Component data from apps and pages
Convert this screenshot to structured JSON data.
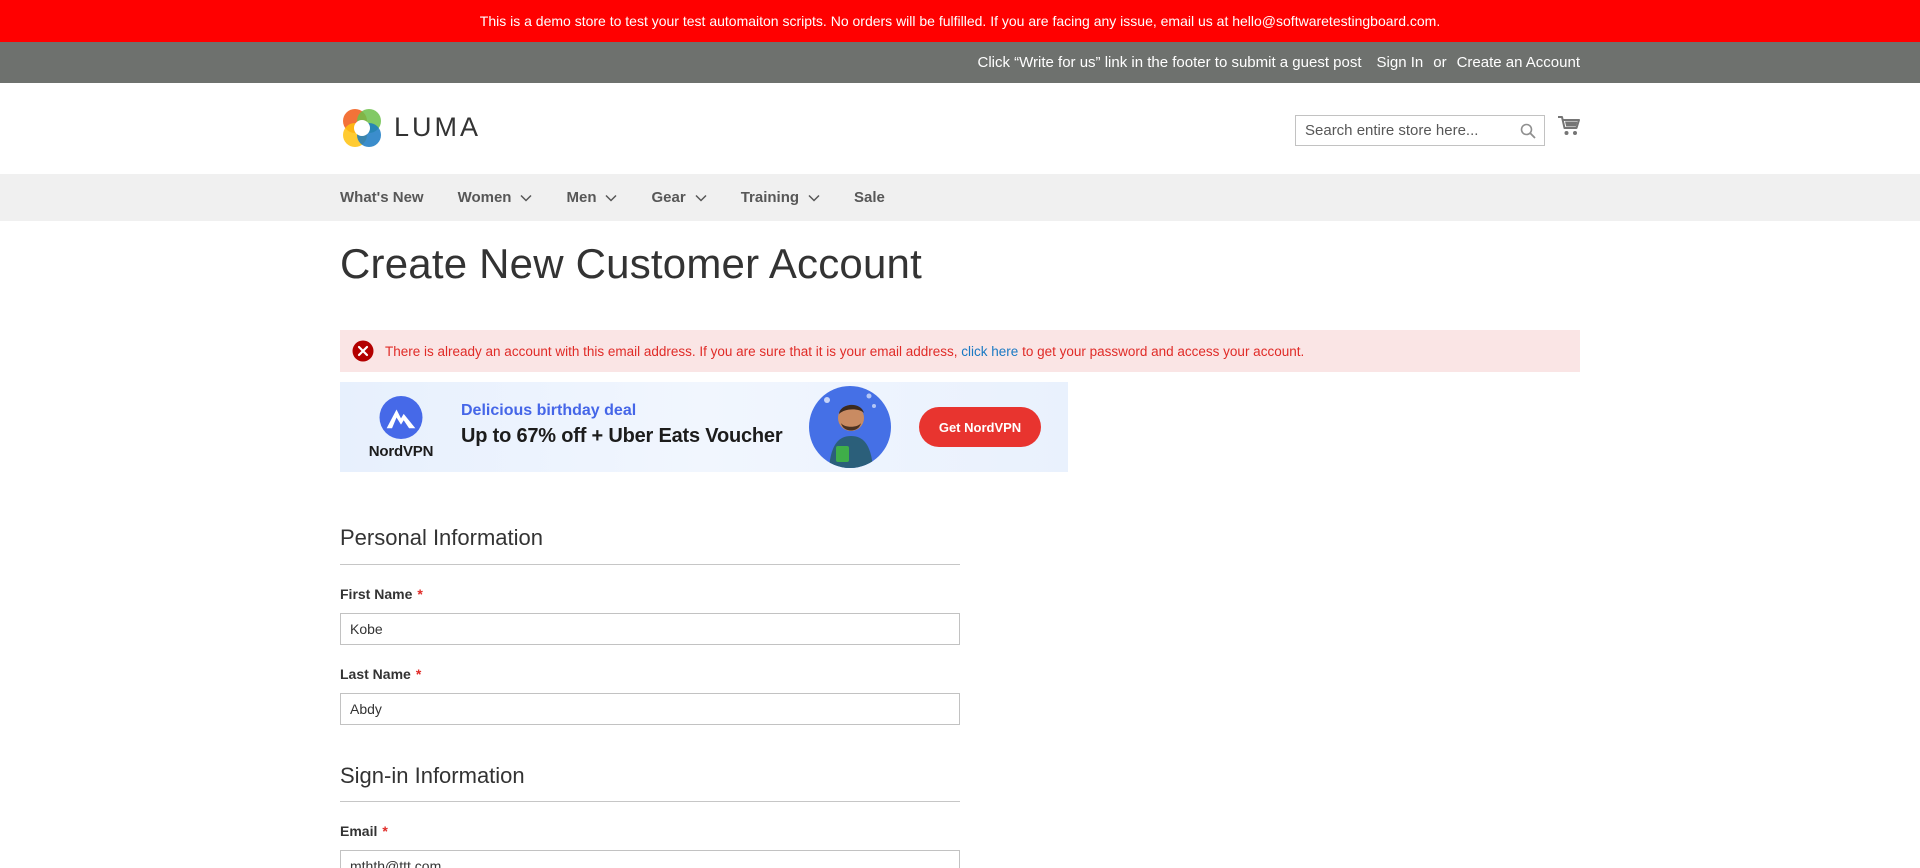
{
  "demo_banner": {
    "text": "This is a demo store to test your test automaiton scripts. No orders will be fulfilled. If you are facing any issue, email us at hello@softwaretestingboard.com."
  },
  "top_bar": {
    "guest_post": "Click “Write for us” link in the footer to submit a guest post",
    "sign_in": "Sign In",
    "or": "or",
    "create_account": "Create an Account"
  },
  "header": {
    "logo_text": "LUMA",
    "search_placeholder": "Search entire store here...",
    "search_value": ""
  },
  "nav": {
    "items": [
      {
        "label": "What's New",
        "has_dropdown": false
      },
      {
        "label": "Women",
        "has_dropdown": true
      },
      {
        "label": "Men",
        "has_dropdown": true
      },
      {
        "label": "Gear",
        "has_dropdown": true
      },
      {
        "label": "Training",
        "has_dropdown": true
      },
      {
        "label": "Sale",
        "has_dropdown": false
      }
    ]
  },
  "page": {
    "title": "Create New Customer Account"
  },
  "error": {
    "text_before": "There is already an account with this email address. If you are sure that it is your email address, ",
    "link": "click here",
    "text_after": " to get your password and access your account."
  },
  "ad": {
    "brand": "NordVPN",
    "kicker": "Delicious birthday deal",
    "headline": "Up to 67% off + Uber Eats Voucher",
    "cta": "Get NordVPN"
  },
  "form": {
    "personal_title": "Personal Information",
    "first_name_label": "First Name",
    "first_name_value": "Kobe",
    "last_name_label": "Last Name",
    "last_name_value": "Abdy",
    "signin_title": "Sign-in Information",
    "email_label": "Email",
    "email_value": "mthth@ttt.com",
    "required_mark": "*"
  },
  "colors": {
    "demo_banner": "#ff0000",
    "top_bar": "#6e716e",
    "nav_bg": "#f0f0f0",
    "error_bg": "#fae5e5",
    "error_text": "#e02b27",
    "link": "#1979c3",
    "ad_cta": "#e8342f"
  }
}
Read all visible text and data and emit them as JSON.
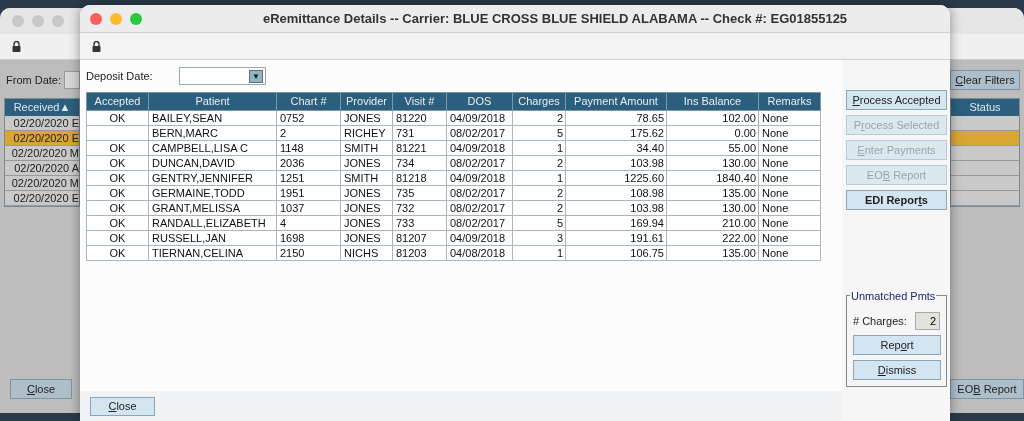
{
  "back_window": {
    "from_date_label": "From Date:",
    "clear_filters": {
      "key": "C",
      "post": "lear Filters"
    },
    "columns": [
      {
        "label": "Received▲"
      },
      {
        "label": "Status"
      }
    ],
    "rows": [
      {
        "received": "02/20/2020 E",
        "selected": false
      },
      {
        "received": "02/20/2020 E",
        "selected": true
      },
      {
        "received": "02/20/2020 M",
        "selected": false
      },
      {
        "received": "02/20/2020 A",
        "selected": false
      },
      {
        "received": "02/20/2020 M",
        "selected": false
      },
      {
        "received": "02/20/2020 E",
        "selected": false
      }
    ],
    "close": {
      "key": "C",
      "post": "lose"
    },
    "eob_report": {
      "pre": "EO",
      "key": "B",
      "post": " Report"
    }
  },
  "window": {
    "title": "eRemittance Details -- Carrier: BLUE CROSS BLUE SHIELD ALABAMA -- Check #: EG01855125"
  },
  "deposit_date": {
    "label": "Deposit Date:",
    "dropdown": "▼"
  },
  "table": {
    "columns": [
      {
        "label": "Accepted"
      },
      {
        "label": "Patient"
      },
      {
        "label": "Chart #"
      },
      {
        "label": "Provider"
      },
      {
        "label": "Visit #"
      },
      {
        "label": "DOS"
      },
      {
        "label": "Charges"
      },
      {
        "label": "Payment Amount"
      },
      {
        "label": "Ins Balance"
      },
      {
        "label": "Remarks"
      }
    ],
    "rows": [
      [
        "OK",
        "BAILEY,SEAN",
        "0752",
        "JONES",
        "81220",
        "04/09/2018",
        "2",
        "78.65",
        "102.00",
        "None"
      ],
      [
        "",
        "BERN,MARC",
        "2",
        "RICHEY",
        "731",
        "08/02/2017",
        "5",
        "175.62",
        "0.00",
        "None"
      ],
      [
        "OK",
        "CAMPBELL,LISA C",
        "1148",
        "SMITH",
        "81221",
        "04/09/2018",
        "1",
        "34.40",
        "55.00",
        "None"
      ],
      [
        "OK",
        "DUNCAN,DAVID",
        "2036",
        "JONES",
        "734",
        "08/02/2017",
        "2",
        "103.98",
        "130.00",
        "None"
      ],
      [
        "OK",
        "GENTRY,JENNIFER",
        "1251",
        "SMITH",
        "81218",
        "04/09/2018",
        "1",
        "1225.60",
        "1840.40",
        "None"
      ],
      [
        "OK",
        "GERMAINE,TODD",
        "1951",
        "JONES",
        "735",
        "08/02/2017",
        "2",
        "108.98",
        "135.00",
        "None"
      ],
      [
        "OK",
        "GRANT,MELISSA",
        "1037",
        "JONES",
        "732",
        "08/02/2017",
        "2",
        "103.98",
        "130.00",
        "None"
      ],
      [
        "OK",
        "RANDALL,ELIZABETH",
        "4",
        "JONES",
        "733",
        "08/02/2017",
        "5",
        "169.94",
        "210.00",
        "None"
      ],
      [
        "OK",
        "RUSSELL,JAN",
        "1698",
        "JONES",
        "81207",
        "04/09/2018",
        "3",
        "191.61",
        "222.00",
        "None"
      ],
      [
        "OK",
        "TIERNAN,CELINA",
        "2150",
        "NICHS",
        "81203",
        "04/08/2018",
        "1",
        "106.75",
        "135.00",
        "None"
      ]
    ]
  },
  "actions": [
    {
      "key": "P",
      "post": "rocess Accepted",
      "disabled": false,
      "bold": false
    },
    {
      "pre": "P",
      "key": "r",
      "post": "ocess Selected",
      "disabled": true,
      "bold": false
    },
    {
      "key": "E",
      "post": "nter Payments",
      "disabled": true,
      "bold": false
    },
    {
      "pre": "EO",
      "key": "B",
      "post": " Report",
      "disabled": true,
      "bold": false
    },
    {
      "pre": "EDI Repor",
      "key": "t",
      "post": "s",
      "disabled": false,
      "bold": true
    }
  ],
  "unmatched": {
    "title": "Unmatched Pmts",
    "charges_label": "# Charges:",
    "charges_value": "2",
    "buttons": [
      {
        "pre": "Rep",
        "key": "o",
        "post": "rt"
      },
      {
        "key": "D",
        "post": "ismiss"
      }
    ]
  },
  "close": {
    "key": "C",
    "post": "lose"
  }
}
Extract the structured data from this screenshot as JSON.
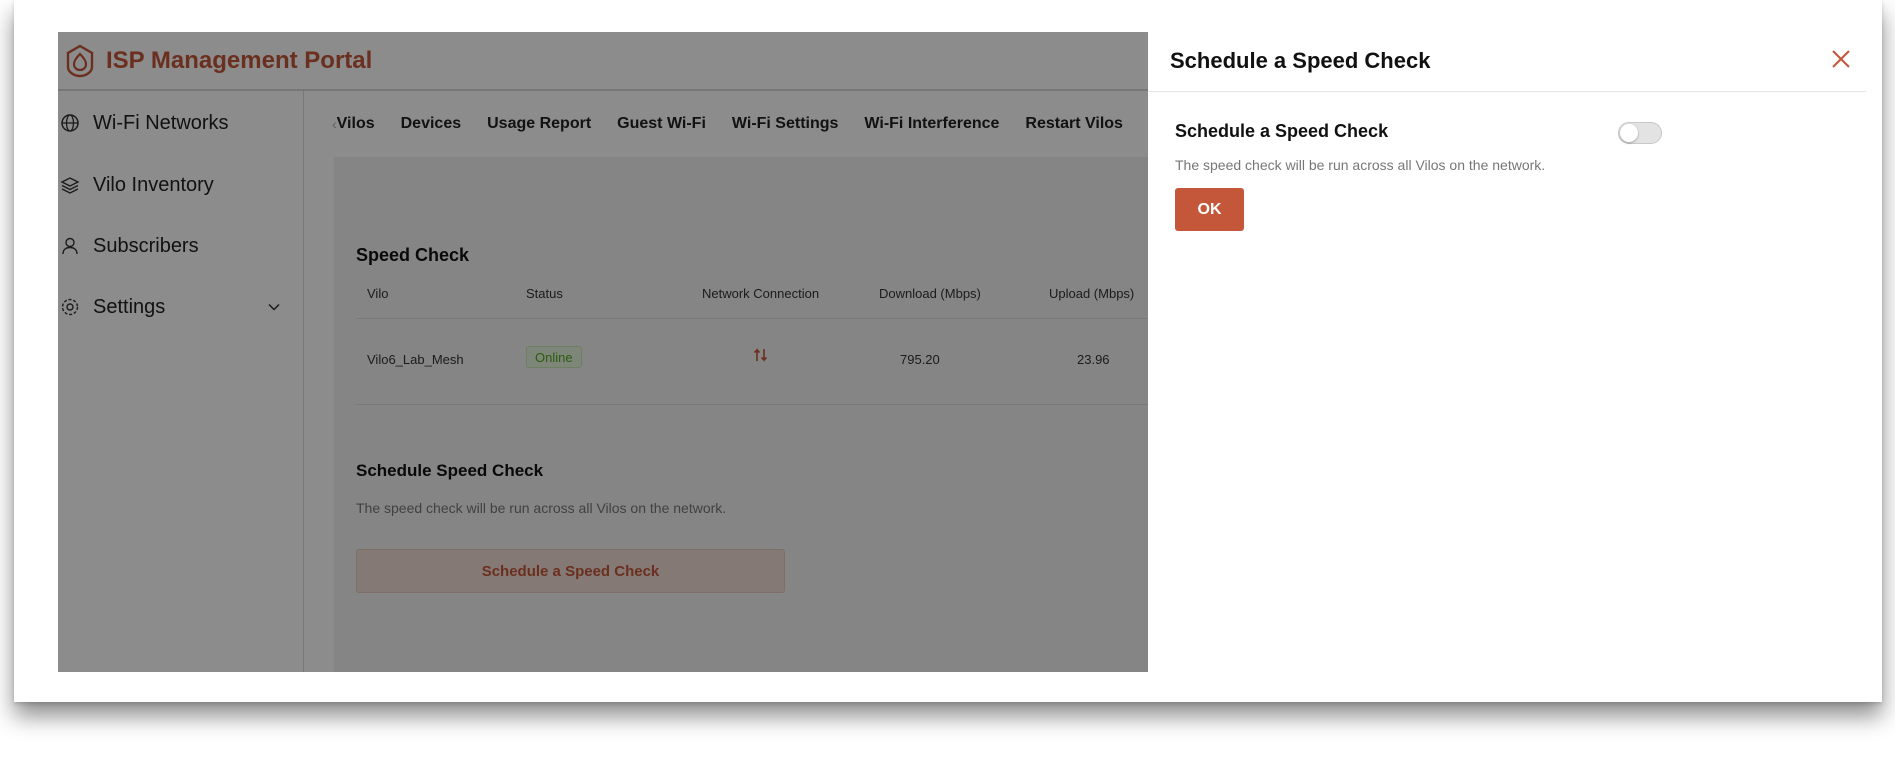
{
  "header": {
    "title": "ISP Management Portal"
  },
  "sidebar": {
    "items": [
      {
        "label": "Wi-Fi Networks"
      },
      {
        "label": "Vilo Inventory"
      },
      {
        "label": "Subscribers"
      },
      {
        "label": "Settings"
      }
    ]
  },
  "tabs": [
    "Vilos",
    "Devices",
    "Usage Report",
    "Guest Wi-Fi",
    "Wi-Fi Settings",
    "Wi-Fi Interference",
    "Restart Vilos"
  ],
  "speed_check": {
    "title": "Speed Check",
    "columns": [
      "Vilo",
      "Status",
      "Network Connection",
      "Download (Mbps)",
      "Upload (Mbps)"
    ],
    "rows": [
      {
        "vilo": "Vilo6_Lab_Mesh",
        "status": "Online",
        "download": "795.20",
        "upload": "23.96"
      }
    ]
  },
  "schedule": {
    "title": "Schedule Speed Check",
    "description": "The speed check will be run across all Vilos on the network.",
    "button": "Schedule a Speed Check"
  },
  "drawer": {
    "title": "Schedule a Speed Check",
    "toggle_label": "Schedule a Speed Check",
    "description": "The speed check will be run across all Vilos on the network.",
    "ok": "OK"
  },
  "colors": {
    "brand": "#c4573a",
    "online": "#4caa1a"
  }
}
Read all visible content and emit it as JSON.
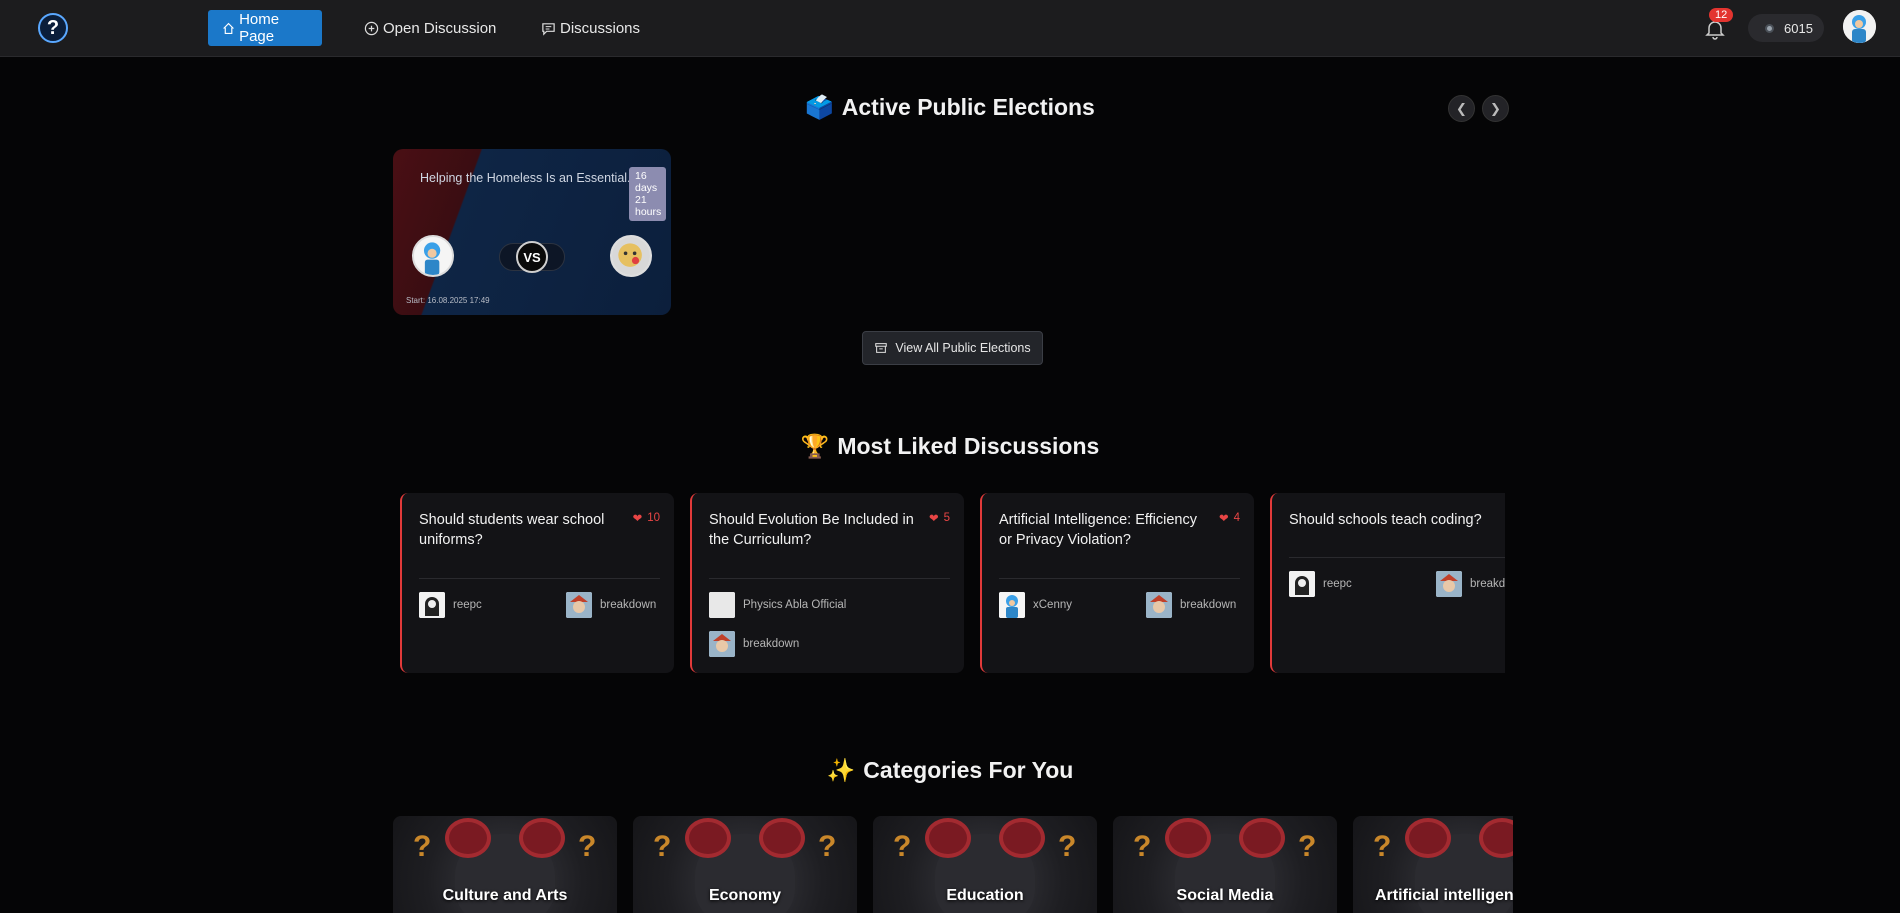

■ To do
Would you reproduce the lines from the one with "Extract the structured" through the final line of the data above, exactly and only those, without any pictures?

■ Response to the task
Extract the structured data from this screenshot as JSON.
{
  "header": {
    "title": "ISP Management Portal"
  },
  "sidebar": {
    "items": [
      {
        "label": "Wi-Fi Networks"
      },
      {
        "label": "Vilo Inventory"
      },
      {
        "label": "Subscribers"
      },
      {
        "label": "Settings"
      }
    ]
  },
  "tabs": [
    "Vilos",
    "Devices",
    "Usage Report",
    "Guest Wi-Fi",
    "Wi-Fi Settings",
    "Wi-Fi Interference",
    "Restart Vilos"
  ],
  "speed_check": {
    "title": "Speed Check",
    "columns": [
      "Vilo",
      "Status",
      "Network Connection",
      "Download (Mbps)",
      "Upload (Mbps)"
    ],
    "rows": [
      {
        "vilo": "Vilo6_Lab_Mesh",
        "status": "Online",
        "download": "795.20",
        "upload": "23.96"
      }
    ]
  },
  "schedule": {
    "title": "Schedule Speed Check",
    "description": "The speed check will be run across all Vilos on the network.",
    "button": "Schedule a Speed Check"
  },
  "drawer": {
    "title": "Schedule a Speed Check",
    "toggle_label": "Schedule a Speed Check",
    "description": "The speed check will be run across all Vilos on the network.",
    "ok": "OK"
  },
  "colors": {
    "brand": "#c4573a",
    "online": "#4caa1a"
  }
}
Read all visible content and emit it as JSON.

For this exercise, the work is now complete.